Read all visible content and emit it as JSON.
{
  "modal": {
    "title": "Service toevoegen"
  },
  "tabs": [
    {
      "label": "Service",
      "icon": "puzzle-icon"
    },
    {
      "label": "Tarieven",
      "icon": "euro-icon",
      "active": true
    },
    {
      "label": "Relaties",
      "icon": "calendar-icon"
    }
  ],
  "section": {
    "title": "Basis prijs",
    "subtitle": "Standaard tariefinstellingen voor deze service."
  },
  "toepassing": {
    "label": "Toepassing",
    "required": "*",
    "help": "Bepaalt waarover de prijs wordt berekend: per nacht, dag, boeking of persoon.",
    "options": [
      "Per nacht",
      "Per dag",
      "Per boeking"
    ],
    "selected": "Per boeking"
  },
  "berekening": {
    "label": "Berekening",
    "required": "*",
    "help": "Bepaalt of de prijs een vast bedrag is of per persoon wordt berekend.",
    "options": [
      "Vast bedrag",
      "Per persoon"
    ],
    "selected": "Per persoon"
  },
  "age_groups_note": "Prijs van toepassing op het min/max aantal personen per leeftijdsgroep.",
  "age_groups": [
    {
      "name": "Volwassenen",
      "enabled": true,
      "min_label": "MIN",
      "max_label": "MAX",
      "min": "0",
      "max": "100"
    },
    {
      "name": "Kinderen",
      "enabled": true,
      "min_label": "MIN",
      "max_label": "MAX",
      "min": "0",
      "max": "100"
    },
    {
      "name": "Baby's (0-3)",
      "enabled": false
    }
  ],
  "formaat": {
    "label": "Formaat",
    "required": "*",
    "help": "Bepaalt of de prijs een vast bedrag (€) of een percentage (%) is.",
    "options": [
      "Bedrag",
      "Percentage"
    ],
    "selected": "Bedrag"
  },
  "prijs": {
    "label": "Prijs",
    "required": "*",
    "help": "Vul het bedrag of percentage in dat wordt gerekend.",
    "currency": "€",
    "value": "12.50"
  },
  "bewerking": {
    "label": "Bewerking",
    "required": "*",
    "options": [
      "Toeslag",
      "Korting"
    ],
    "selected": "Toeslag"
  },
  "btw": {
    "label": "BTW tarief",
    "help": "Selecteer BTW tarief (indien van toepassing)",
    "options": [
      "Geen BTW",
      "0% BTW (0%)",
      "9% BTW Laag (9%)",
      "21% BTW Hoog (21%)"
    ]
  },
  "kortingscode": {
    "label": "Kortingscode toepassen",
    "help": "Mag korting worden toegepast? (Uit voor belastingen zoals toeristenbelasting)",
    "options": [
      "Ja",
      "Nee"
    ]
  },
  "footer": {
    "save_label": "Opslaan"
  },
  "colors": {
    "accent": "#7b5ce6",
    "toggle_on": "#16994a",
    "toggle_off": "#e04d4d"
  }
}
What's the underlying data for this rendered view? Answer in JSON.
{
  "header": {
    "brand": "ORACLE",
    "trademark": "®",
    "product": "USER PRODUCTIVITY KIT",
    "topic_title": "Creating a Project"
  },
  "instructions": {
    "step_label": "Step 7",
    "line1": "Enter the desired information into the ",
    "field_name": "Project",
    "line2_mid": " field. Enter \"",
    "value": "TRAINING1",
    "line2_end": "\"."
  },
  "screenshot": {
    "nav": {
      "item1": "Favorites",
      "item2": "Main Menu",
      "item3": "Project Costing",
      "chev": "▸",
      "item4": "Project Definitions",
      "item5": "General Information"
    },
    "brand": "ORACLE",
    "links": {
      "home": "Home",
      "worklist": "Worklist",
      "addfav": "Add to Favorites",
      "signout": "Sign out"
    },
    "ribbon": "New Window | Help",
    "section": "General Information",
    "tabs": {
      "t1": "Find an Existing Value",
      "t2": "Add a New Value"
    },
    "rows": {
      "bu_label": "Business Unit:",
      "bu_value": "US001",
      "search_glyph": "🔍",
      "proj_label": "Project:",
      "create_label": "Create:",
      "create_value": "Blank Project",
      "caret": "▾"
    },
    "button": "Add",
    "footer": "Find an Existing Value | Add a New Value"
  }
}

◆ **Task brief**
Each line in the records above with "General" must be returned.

◆ **Exercise result**
      "item5": "General Information"
    "section": "General Information",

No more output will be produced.